> Work instruction:
Without skipping or changing anything, print all the entries.

━━━━━ Records supplied ━━━━━

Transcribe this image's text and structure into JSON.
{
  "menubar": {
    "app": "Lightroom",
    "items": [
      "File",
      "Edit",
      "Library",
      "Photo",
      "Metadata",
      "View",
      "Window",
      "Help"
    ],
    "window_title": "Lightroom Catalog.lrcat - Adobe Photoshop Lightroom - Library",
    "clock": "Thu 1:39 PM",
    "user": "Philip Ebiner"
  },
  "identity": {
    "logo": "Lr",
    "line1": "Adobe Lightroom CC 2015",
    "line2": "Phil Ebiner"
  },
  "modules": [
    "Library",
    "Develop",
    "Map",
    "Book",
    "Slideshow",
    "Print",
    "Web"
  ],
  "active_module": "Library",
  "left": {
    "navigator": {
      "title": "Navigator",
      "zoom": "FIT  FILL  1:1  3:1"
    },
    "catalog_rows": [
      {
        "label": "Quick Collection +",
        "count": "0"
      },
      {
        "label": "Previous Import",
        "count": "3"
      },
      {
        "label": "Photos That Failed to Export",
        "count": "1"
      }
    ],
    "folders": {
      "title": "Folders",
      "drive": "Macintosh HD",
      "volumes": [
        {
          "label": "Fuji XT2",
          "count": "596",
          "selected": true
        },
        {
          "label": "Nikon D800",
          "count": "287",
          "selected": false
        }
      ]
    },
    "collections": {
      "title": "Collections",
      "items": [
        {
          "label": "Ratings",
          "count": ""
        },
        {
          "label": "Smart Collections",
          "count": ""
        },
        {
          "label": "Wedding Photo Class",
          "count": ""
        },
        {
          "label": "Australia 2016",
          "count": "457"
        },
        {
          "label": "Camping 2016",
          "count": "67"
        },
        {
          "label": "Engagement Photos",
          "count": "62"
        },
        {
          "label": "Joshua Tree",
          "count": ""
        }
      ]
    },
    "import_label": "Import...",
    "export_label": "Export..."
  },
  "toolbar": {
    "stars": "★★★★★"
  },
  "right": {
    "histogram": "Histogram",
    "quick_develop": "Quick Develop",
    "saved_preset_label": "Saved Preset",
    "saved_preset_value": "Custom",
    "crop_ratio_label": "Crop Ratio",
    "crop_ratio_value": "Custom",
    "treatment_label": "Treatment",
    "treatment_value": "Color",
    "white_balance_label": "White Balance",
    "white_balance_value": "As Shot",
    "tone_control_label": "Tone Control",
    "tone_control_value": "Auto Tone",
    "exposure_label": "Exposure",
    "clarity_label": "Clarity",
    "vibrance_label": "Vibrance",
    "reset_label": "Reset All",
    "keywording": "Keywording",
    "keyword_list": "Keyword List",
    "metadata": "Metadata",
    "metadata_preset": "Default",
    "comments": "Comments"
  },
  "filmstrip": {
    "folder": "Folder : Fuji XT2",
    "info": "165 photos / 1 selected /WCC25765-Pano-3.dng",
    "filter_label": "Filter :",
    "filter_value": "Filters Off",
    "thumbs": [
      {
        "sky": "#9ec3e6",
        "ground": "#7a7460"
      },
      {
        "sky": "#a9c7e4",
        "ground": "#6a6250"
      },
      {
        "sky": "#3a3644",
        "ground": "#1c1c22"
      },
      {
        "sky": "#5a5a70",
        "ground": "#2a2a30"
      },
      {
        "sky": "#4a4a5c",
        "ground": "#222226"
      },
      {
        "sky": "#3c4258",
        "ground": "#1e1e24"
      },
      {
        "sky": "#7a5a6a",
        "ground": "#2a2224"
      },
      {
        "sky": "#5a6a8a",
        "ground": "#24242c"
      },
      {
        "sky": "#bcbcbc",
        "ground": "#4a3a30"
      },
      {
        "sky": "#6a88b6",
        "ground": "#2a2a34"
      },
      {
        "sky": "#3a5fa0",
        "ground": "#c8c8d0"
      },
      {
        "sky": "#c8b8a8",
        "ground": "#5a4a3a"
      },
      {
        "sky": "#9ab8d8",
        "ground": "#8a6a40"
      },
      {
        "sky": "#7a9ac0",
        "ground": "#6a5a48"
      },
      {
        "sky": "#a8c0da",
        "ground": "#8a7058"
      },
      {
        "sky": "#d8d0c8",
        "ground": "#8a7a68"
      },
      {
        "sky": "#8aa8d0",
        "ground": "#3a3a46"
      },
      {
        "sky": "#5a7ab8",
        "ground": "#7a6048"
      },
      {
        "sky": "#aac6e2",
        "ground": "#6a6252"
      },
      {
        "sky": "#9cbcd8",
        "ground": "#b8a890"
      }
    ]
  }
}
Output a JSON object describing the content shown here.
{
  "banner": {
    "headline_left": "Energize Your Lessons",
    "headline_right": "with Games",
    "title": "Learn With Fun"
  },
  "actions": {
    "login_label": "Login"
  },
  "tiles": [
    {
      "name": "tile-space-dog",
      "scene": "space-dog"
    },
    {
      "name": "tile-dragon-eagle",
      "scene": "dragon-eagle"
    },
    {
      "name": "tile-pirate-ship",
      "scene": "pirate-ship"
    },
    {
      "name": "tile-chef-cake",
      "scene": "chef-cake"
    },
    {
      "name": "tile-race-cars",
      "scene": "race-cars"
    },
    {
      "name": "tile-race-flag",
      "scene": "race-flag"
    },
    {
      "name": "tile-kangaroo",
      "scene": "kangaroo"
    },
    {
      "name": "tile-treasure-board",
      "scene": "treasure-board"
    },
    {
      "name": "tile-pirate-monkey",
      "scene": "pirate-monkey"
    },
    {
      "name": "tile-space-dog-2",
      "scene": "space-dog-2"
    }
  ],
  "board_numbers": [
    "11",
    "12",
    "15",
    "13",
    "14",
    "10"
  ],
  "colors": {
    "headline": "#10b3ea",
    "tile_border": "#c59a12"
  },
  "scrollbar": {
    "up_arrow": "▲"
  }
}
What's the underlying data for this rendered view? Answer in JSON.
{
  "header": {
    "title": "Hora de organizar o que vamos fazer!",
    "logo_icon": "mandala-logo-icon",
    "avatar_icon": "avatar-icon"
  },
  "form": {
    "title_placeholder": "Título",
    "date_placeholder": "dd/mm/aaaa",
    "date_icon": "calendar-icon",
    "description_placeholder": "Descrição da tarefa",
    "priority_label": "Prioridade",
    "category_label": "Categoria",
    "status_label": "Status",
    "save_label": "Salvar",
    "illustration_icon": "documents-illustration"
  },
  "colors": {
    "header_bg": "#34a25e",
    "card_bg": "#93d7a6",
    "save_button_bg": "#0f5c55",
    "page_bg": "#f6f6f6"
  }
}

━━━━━

> Completed exercise:
Transcribe this image's text and structure into JSON.
{
  "menubar": {
    "app": "Lightroom",
    "items": [
      "File",
      "Edit",
      "Library",
      "Photo",
      "Metadata",
      "View",
      "Window",
      "Help"
    ],
    "window_title": "Lightroom Catalog.lrcat - Adobe Photoshop Lightroom - Library",
    "clock": "Thu 1:39 PM",
    "user": "Philip Ebiner"
  },
  "identity": {
    "logo": "Lr",
    "line1": "Adobe Lightroom CC 2015",
    "line2": "Phil Ebiner"
  },
  "modules": [
    "Library",
    "Develop",
    "Map",
    "Book",
    "Slideshow",
    "Print",
    "Web"
  ],
  "active_module": "Library",
  "left": {
    "navigator": {
      "title": "Navigator",
      "zoom": "FIT  FILL  1:1  3:1"
    },
    "catalog_rows": [
      {
        "label": "Quick Collection +",
        "count": "0"
      },
      {
        "label": "Previous Import",
        "count": "3"
      },
      {
        "label": "Photos That Failed to Export",
        "count": "1"
      }
    ],
    "folders": {
      "title": "Folders",
      "drive": "Macintosh HD",
      "volumes": [
        {
          "label": "Fuji XT2",
          "count": "596",
          "selected": true
        },
        {
          "label": "Nikon D800",
          "count": "287",
          "selected": false
        }
      ]
    },
    "collections": {
      "title": "Collections",
      "items": [
        {
          "label": "Ratings",
          "count": ""
        },
        {
          "label": "Smart Collections",
          "count": ""
        },
        {
          "label": "Wedding Photo Class",
          "count": ""
        },
        {
          "label": "Australia 2016",
          "count": "457"
        },
        {
          "label": "Camping 2016",
          "count": "67"
        },
        {
          "label": "Engagement Photos",
          "count": "62"
        },
        {
          "label": "Joshua Tree",
          "count": ""
        }
      ]
    },
    "import_label": "Import...",
    "export_label": "Export..."
  },
  "toolbar": {
    "stars": "★★★★★"
  },
  "right": {
    "histogram": "Histogram",
    "quick_develop": "Quick Develop",
    "saved_preset_label": "Saved Preset",
    "saved_preset_value": "Custom",
    "crop_ratio_label": "Crop Ratio",
    "crop_ratio_value": "Custom",
    "treatment_label": "Treatment",
    "treatment_value": "Color",
    "white_balance_label": "White Balance",
    "white_balance_value": "As Shot",
    "tone_control_label": "Tone Control",
    "tone_control_value": "Auto Tone",
    "exposure_label": "Exposure",
    "clarity_label": "Clarity",
    "vibrance_label": "Vibrance",
    "reset_label": "Reset All",
    "keywording": "Keywording",
    "keyword_list": "Keyword List",
    "metadata": "Metadata",
    "metadata_preset": "Default",
    "comments": "Comments"
  },
  "filmstrip": {
    "folder": "Folder : Fuji XT2",
    "info": "165 photos / 1 selected /WCC25765-Pano-3.dng",
    "filter_label": "Filter :",
    "filter_value": "Filters Off",
    "thumbs": [
      {
        "sky": "#9ec3e6",
        "ground": "#7a7460"
      },
      {
        "sky": "#a9c7e4",
        "ground": "#6a6250"
      },
      {
        "sky": "#3a3644",
        "ground": "#1c1c22"
      },
      {
        "sky": "#5a5a70",
        "ground": "#2a2a30"
      },
      {
        "sky": "#4a4a5c",
        "ground": "#222226"
      },
      {
        "sky": "#3c4258",
        "ground": "#1e1e24"
      },
      {
        "sky": "#7a5a6a",
        "ground": "#2a2224"
      },
      {
        "sky": "#5a6a8a",
        "ground": "#24242c"
      },
      {
        "sky": "#bcbcbc",
        "ground": "#4a3a30"
      },
      {
        "sky": "#6a88b6",
        "ground": "#2a2a34"
      },
      {
        "sky": "#3a5fa0",
        "ground": "#c8c8d0"
      },
      {
        "sky": "#c8b8a8",
        "ground": "#5a4a3a"
      },
      {
        "sky": "#9ab8d8",
        "ground": "#8a6a40"
      },
      {
        "sky": "#7a9ac0",
        "ground": "#6a5a48"
      },
      {
        "sky": "#a8c0da",
        "ground": "#8a7058"
      },
      {
        "sky": "#d8d0c8",
        "ground": "#8a7a68"
      },
      {
        "sky": "#8aa8d0",
        "ground": "#3a3a46"
      },
      {
        "sky": "#5a7ab8",
        "ground": "#7a6048"
      },
      {
        "sky": "#aac6e2",
        "ground": "#6a6252"
      },
      {
        "sky": "#9cbcd8",
        "ground": "#b8a890"
      }
    ]
  }
}
Output a JSON object describing the content shown here.
{
  "banner": {
    "headline_left": "Energize Your Lessons",
    "headline_right": "with Games",
    "title": "Learn With Fun"
  },
  "actions": {
    "login_label": "Login"
  },
  "tiles": [
    {
      "name": "tile-space-dog",
      "scene": "space-dog"
    },
    {
      "name": "tile-dragon-eagle",
      "scene": "dragon-eagle"
    },
    {
      "name": "tile-pirate-ship",
      "scene": "pirate-ship"
    },
    {
      "name": "tile-chef-cake",
      "scene": "chef-cake"
    },
    {
      "name": "tile-race-cars",
      "scene": "race-cars"
    },
    {
      "name": "tile-race-flag",
      "scene": "race-flag"
    },
    {
      "name": "tile-kangaroo",
      "scene": "kangaroo"
    },
    {
      "name": "tile-treasure-board",
      "scene": "treasure-board"
    },
    {
      "name": "tile-pirate-monkey",
      "scene": "pirate-monkey"
    },
    {
      "name": "tile-space-dog-2",
      "scene": "space-dog-2"
    }
  ],
  "board_numbers": [
    "11",
    "12",
    "15",
    "13",
    "14",
    "10"
  ],
  "colors": {
    "headline": "#10b3ea",
    "tile_border": "#c59a12"
  },
  "scrollbar": {
    "up_arrow": "▲"
  }
}
What's the underlying data for this rendered view? Answer in JSON.
{
  "header": {
    "title": "Hora de organizar o que vamos fazer!",
    "logo_icon": "mandala-logo-icon",
    "avatar_icon": "avatar-icon"
  },
  "form": {
    "title_placeholder": "Título",
    "date_placeholder": "dd/mm/aaaa",
    "date_icon": "calendar-icon",
    "description_placeholder": "Descrição da tarefa",
    "priority_label": "Prioridade",
    "category_label": "Categoria",
    "status_label": "Status",
    "save_label": "Salvar",
    "illustration_icon": "documents-illustration"
  },
  "colors": {
    "header_bg": "#34a25e",
    "card_bg": "#93d7a6",
    "save_button_bg": "#0f5c55",
    "page_bg": "#f6f6f6"
  }
}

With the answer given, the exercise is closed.